Rutledge was honored for more than 40 years of professional and volunteer service to the 4-H movement in America. During his career he worked in Wisconsin, Wyoming, Oregon and Oklahoma. He began his career as a county 4-H educator and concluded his full time professional work with 15 years as a State 4-H Program Leader. For the past eight years he has worked part time in support of the Oklahoma 4-H Foundation, primarily as the executive director. Rutledge has worked in the State 4-H Office in Stillwater for nearly 19 years. 


You can read more about Jim Rutledge and his award by clicking here.

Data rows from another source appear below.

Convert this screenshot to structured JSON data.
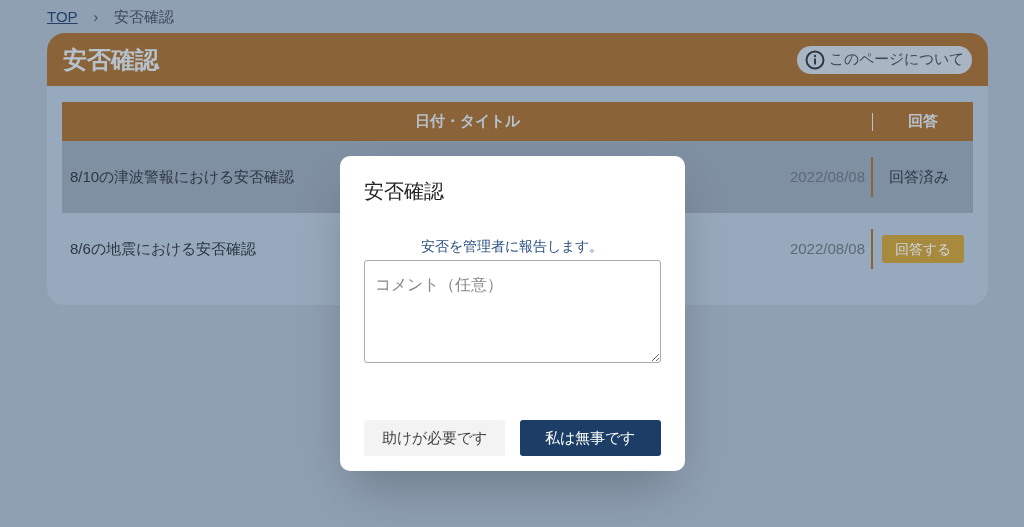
{
  "breadcrumb": {
    "items": [
      {
        "label": "TOP",
        "kind": "link"
      },
      {
        "label": "安否確認",
        "kind": "current"
      }
    ],
    "separator": "›"
  },
  "page": {
    "title": "安否確認",
    "about_button": "このページについて"
  },
  "table": {
    "columns": [
      "日付・タイトル",
      "回答"
    ],
    "rows": [
      {
        "title": "8/10の津波警報における安否確認",
        "date": "2022/08/08",
        "answer": "回答済み",
        "kind": "text",
        "selected": true
      },
      {
        "title": "8/6の地震における安否確認",
        "date": "2022/08/08",
        "answer": "回答する",
        "kind": "button",
        "selected": false
      }
    ]
  },
  "dialog": {
    "title": "安否確認",
    "message": "安否を管理者に報告します。",
    "comment": {
      "placeholder": "コメント（任意）"
    },
    "buttons": [
      {
        "label": "助けが必要です",
        "kind": "secondary"
      },
      {
        "label": "私は無事です",
        "kind": "primary"
      }
    ]
  }
}
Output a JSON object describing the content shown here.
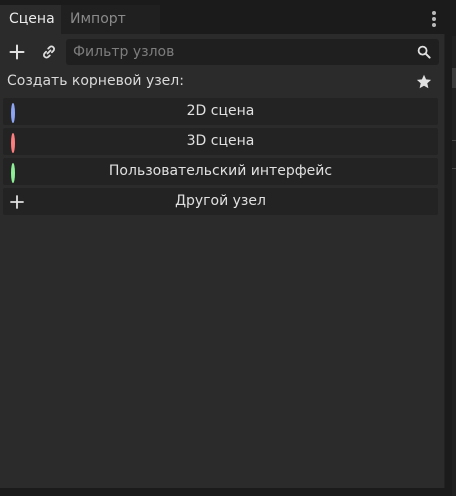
{
  "tabs": [
    {
      "label": "Сцена",
      "active": true
    },
    {
      "label": "Импорт",
      "active": false
    }
  ],
  "search": {
    "placeholder": "Фильтр узлов",
    "value": ""
  },
  "header": {
    "label": "Создать корневой узел:"
  },
  "options": [
    {
      "label": "2D сцена",
      "icon": "circle-2d-icon",
      "color": "#8da5f3"
    },
    {
      "label": "3D сцена",
      "icon": "circle-3d-icon",
      "color": "#fc7f7f"
    },
    {
      "label": "Пользовательский интерфейс",
      "icon": "circle-ui-icon",
      "color": "#8eef97"
    },
    {
      "label": "Другой узел",
      "icon": "plus-icon",
      "color": "#e0e0e0"
    }
  ]
}
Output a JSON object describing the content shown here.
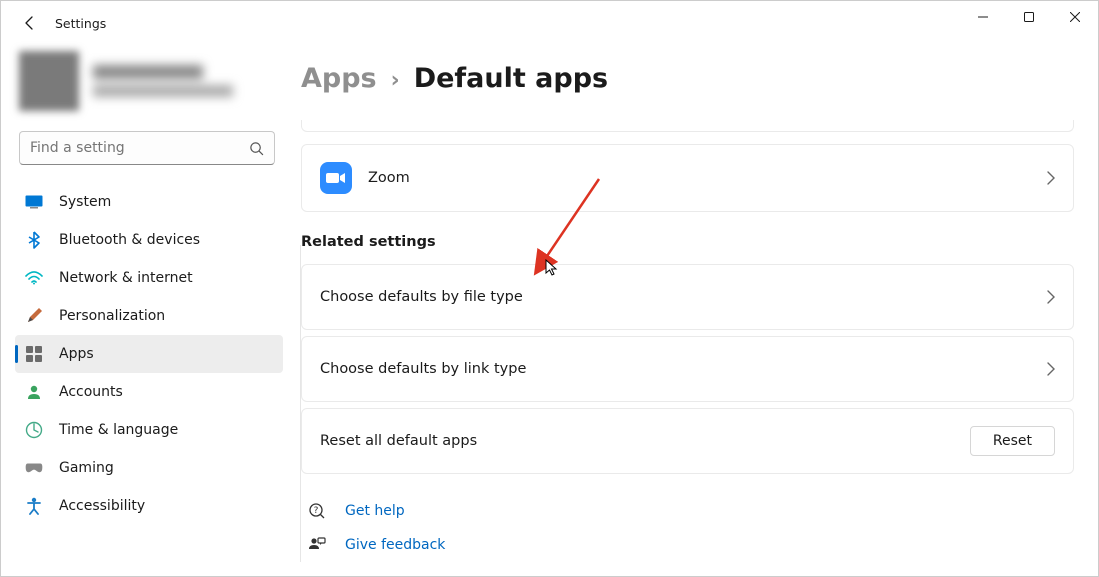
{
  "window": {
    "title": "Settings"
  },
  "search": {
    "placeholder": "Find a setting"
  },
  "nav": {
    "items": [
      {
        "label": "System"
      },
      {
        "label": "Bluetooth & devices"
      },
      {
        "label": "Network & internet"
      },
      {
        "label": "Personalization"
      },
      {
        "label": "Apps"
      },
      {
        "label": "Accounts"
      },
      {
        "label": "Time & language"
      },
      {
        "label": "Gaming"
      },
      {
        "label": "Accessibility"
      }
    ]
  },
  "breadcrumb": {
    "parent": "Apps",
    "current": "Default apps"
  },
  "main": {
    "app_row": {
      "label": "Zoom"
    },
    "related_title": "Related settings",
    "rows": [
      {
        "label": "Choose defaults by file type"
      },
      {
        "label": "Choose defaults by link type"
      },
      {
        "label": "Reset all default apps",
        "button": "Reset"
      }
    ],
    "help": [
      {
        "label": "Get help"
      },
      {
        "label": "Give feedback"
      }
    ]
  }
}
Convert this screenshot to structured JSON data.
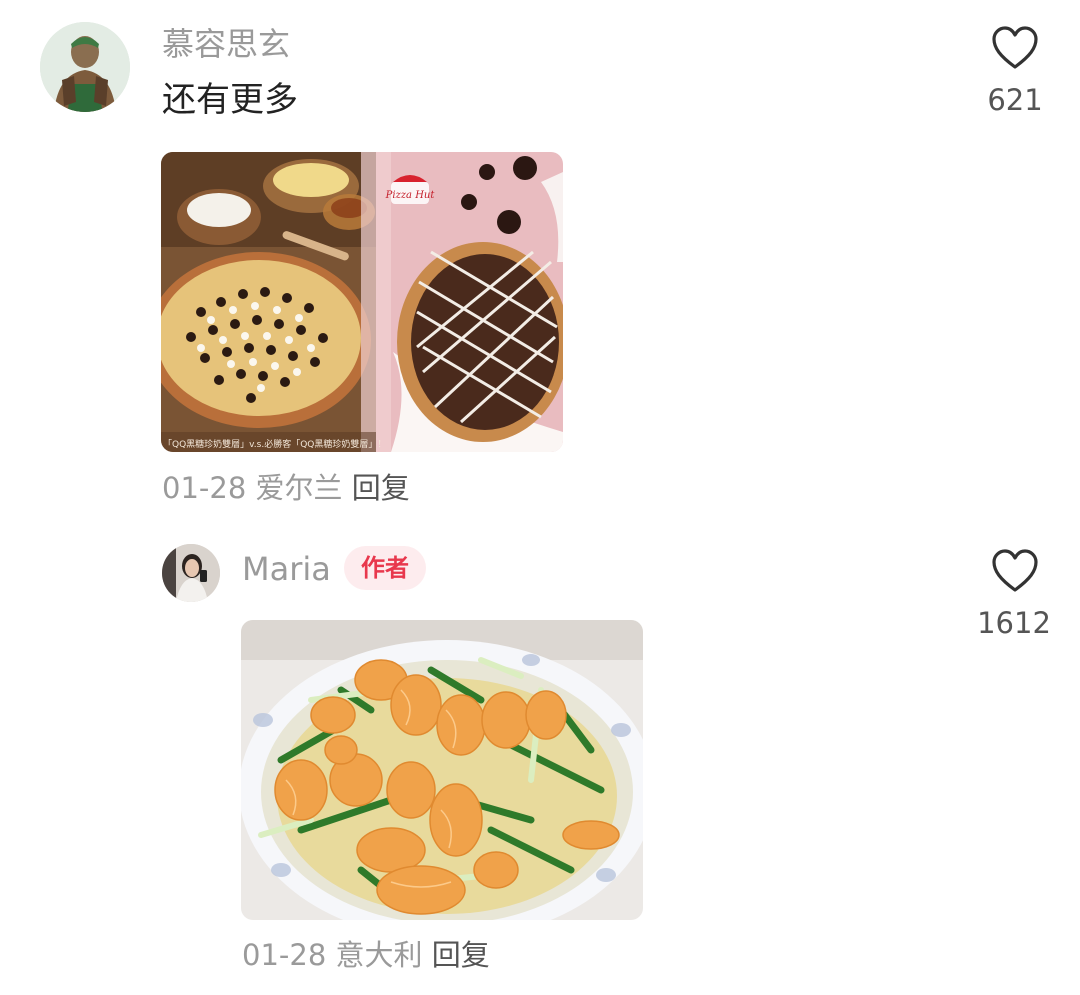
{
  "comments": [
    {
      "username": "慕容思玄",
      "text": "还有更多",
      "likes": "621",
      "date": "01-28",
      "location": "爱尔兰",
      "reply_label": "回复",
      "image_caption": "「QQ黑糖珍奶雙層」v.s.必勝客「QQ黑糖珍奶雙層」！",
      "brand_logo_text": "Pizza Hut"
    },
    {
      "username": "Maria",
      "author_badge": "作者",
      "likes": "1612",
      "date": "01-28",
      "location": "意大利",
      "reply_label": "回复"
    }
  ],
  "colors": {
    "username": "#9a9a9a",
    "text": "#222222",
    "badge_text": "#e8384d",
    "badge_bg": "#fdecee",
    "like_count": "#555555"
  },
  "icons": {
    "like": "heart-outline-icon"
  }
}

HalloweenAs Halloween Arrives- Arkansas Cattle Producers Consider 2012 Weather a Dirty "Trick"- But There is a "Treat" Today From President Obama



Our friend Keith Good at FarmPolicy.Com watches for farm related agricultural news all over the web- and discovered an update from earlier this week in Arkansas about the 2012 Drought and Beef Cattle Production in that state.  As you may know- a lot of the beef cattle numbers in Arkansas are in the far northwestern corner of their state- right up against Oklahoma SO they share a lot of common ground with us in Oklahoma- especially our producers in Green Country.



Keith shares with his readers- "Steve Painter reported earlier this week at The Arkansas Democrat Gazette that, "Record-high prices are forecast for cattle headed to slaughter in 2013 as a result of prolonged drought conditions in the nation's midsection.

"Cattlemen in Arkansas and other affected regions continue to shrink their herds because of a lack of hay and grass to feed them.


"The drought 'made us sell a lot of cattle two to three months early,' said Harold Sargent, president of Farmers Livestock Auction in Springdale. Calves that should be selling now, he said, were sold in June and July."


"Mr. Painter noted that, "A study released last month by the University of Arkansas System Agriculture Division found that drought has cost the Arkansas beef cattle industry $128 million and projected that losses could go higher. Of the ranchers surveyed, 3 percent said they intended to sell all of their livestock.


"Authors of the study said the $128 million loss 'should be deemed a conservative estimate of the direct impact of the drought on cow-calf producers' income.' The drought cost to producers was estimated at $141 per head."


So- drought is the dirty trick of 2012- What's the treat on this Halloween 2012?


Well- I gave credit to Barack Obama- but he really has to share credit with George W Bush as his administration actually did all the work in cutting a deal with a Free Trade Deal with Panama.  After letting three FTAs sit on the back burner for a couple of years- the Administration "tweaked" them a bit and submitted them to Congress and they were ratified. The final of those three deals- the one with Panama- goes into effect TODAY- October 31, 2012.  Click here for a story from earlier this month about the Cattle Industry being very pleased with this FTA finally coming to fruition.  





Our thanks to Midwest Farms Shows, PCOM, P & K Equipment/ P & K Wind Energy, Johnston Enterprises, American Farmers & Ranchers, CROPLAN by Winfield, Oklahoma Cattlemen's Association and KIS Futures for their support of our daily Farm News Update. For your convenience, we have our sponsors' websites linked here- just click on their name to jump to their website- check their sites out and let these folks know you appreciate the support of this daily email, as their sponsorship helps us keep this arriving in your inbox on a regular basis- FREE!


We also invite you to check out our website at the link below to check out an archive of these daily emails, audio reports and top farm news story links from around the globe.

Click here to check out WWW.OklahomaFarmReport.Com 



God Bless! You can reach us at the following:  


phone: 405-473-6144


2008-2011 Oklahoma Farm Report
Email Ron   |   Newsletter Signup

This email was sent to by |  
Oklahoma Farm Report | 7401 N Kelley | Oklahoma City | OK | 73111